 A stone building with a green dome on top.
Shreya Singh
90.5 WESA
Some 65 workers at the Children's Museum of Pittsburgh are now members of the United Steelworkers.

Workers at the Children’s Museum of Pittsburgh voted Wednesday to join the United Steelworkers union. The 65 newly unionized workers include educators, events staff, cleaning staff, exhibit technicians, retail associates, visitor services staff and more.

In announcing their plan to unionize in March, Children’s Museum workers said they sought improved workplace health and safety, “greater patron satisfaction,” and more transparent internal communication. A USW spokesperson said the union does not release vote totals, but called the tally “overwhelming” in favor of unionizing.

“It feels great,” said Annette Mihalko, an arts educator at the museum who helped organize the union drive. “We’re really excited to be able to finally have our voice” in the workplace.

In a statement, the Children’s Museum said: “Children’s Museum of Pittsburgh is focused on providing joy, curiosity, creativity and kindness to children and families that visit our museum, and we are grateful for the staff and colleagues that bring that mission to life. We are in ongoing contact with the National Labor Relations Board to have open, meaningful, and productive negotiations that continue to provide all employees with best possible working environment.”

The Children’s Museum employees follow more than 500 workers at the four Carnegie Museums of Pittsburgh who joined the USW in 2021. As of last year, the Carnegie Museum workers comprised the nation’s largest museum union. They finalized their first contract last June.
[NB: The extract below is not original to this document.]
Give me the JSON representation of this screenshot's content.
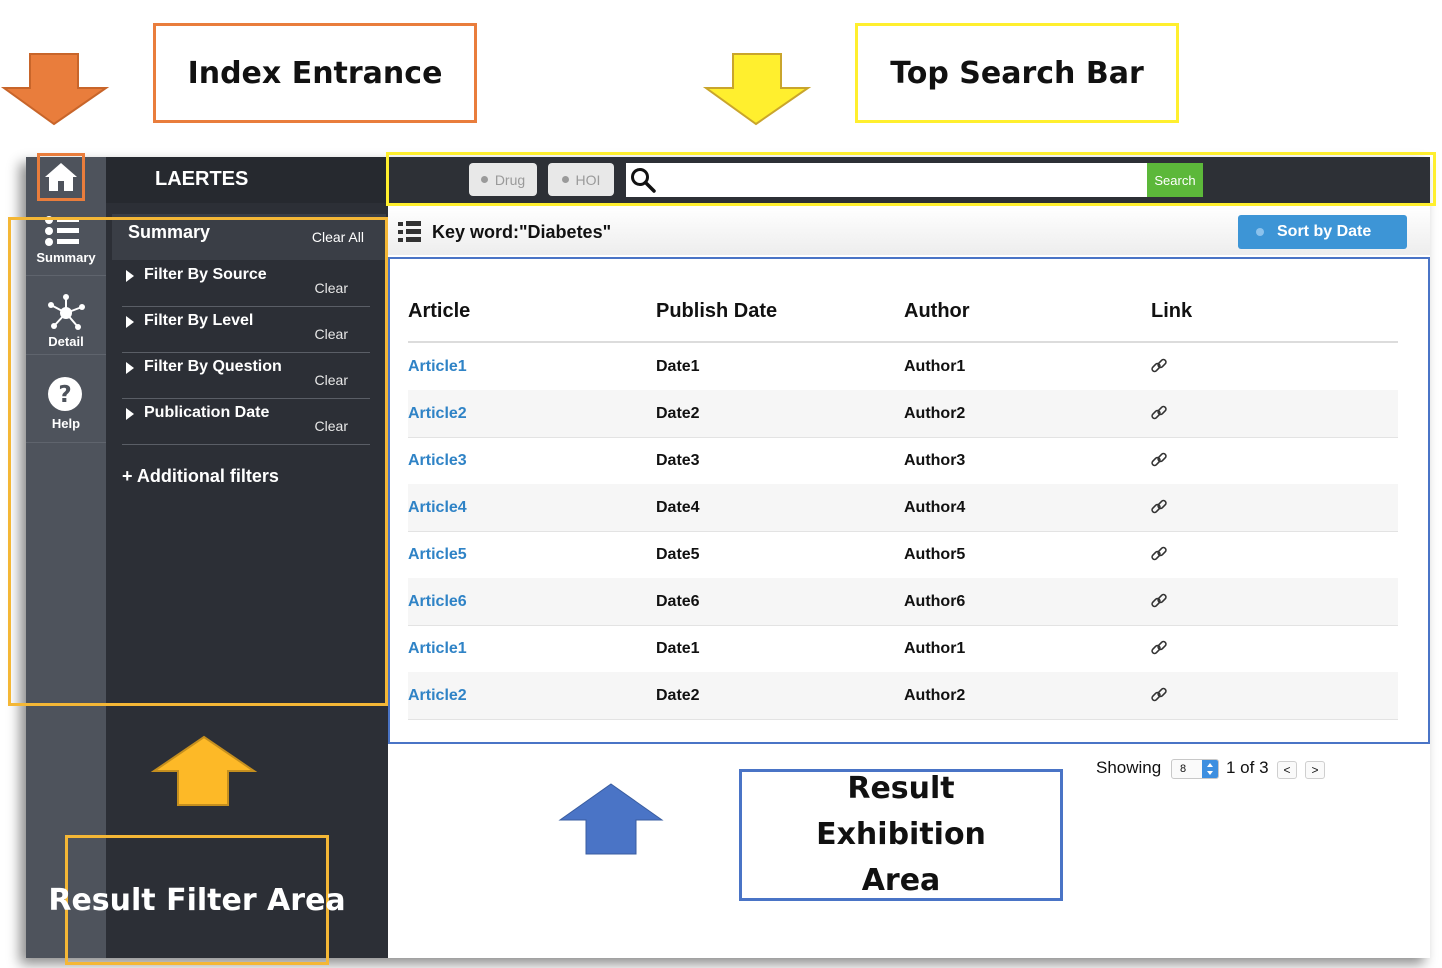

The USW is among the nation’s largest unions. It represents 850,000 workers in metals, mining, and other heavy industries, along with an increasing number of workers in health care, the public sector, higher education, tech and service occupations.

Mihalik said the museum workers’ next step is to elect a bargaining committee to begin negotiations on the unit’s first contract.

Bill is a long-time Pittsburgh-based journalist specializing in the arts and the environment. Previous to working at WESA, he spent 21 years at the weekly Pittsburgh City Paper, the last 14 as Arts & Entertainment editor. He is a graduate of Northwestern University's Medill School of Journalism and in 30-plus years as a journalist has freelanced for publications including In Pittsburgh, The Nation, E: The Environmental Magazine, American Theatre, and the Pittsburgh Post-Gazette. Bill has earned numerous Golden Quill awards from the Press Club of Western Pennsylvania. He lives in the neighborhood of Manchester, and he once milked a goat. Email: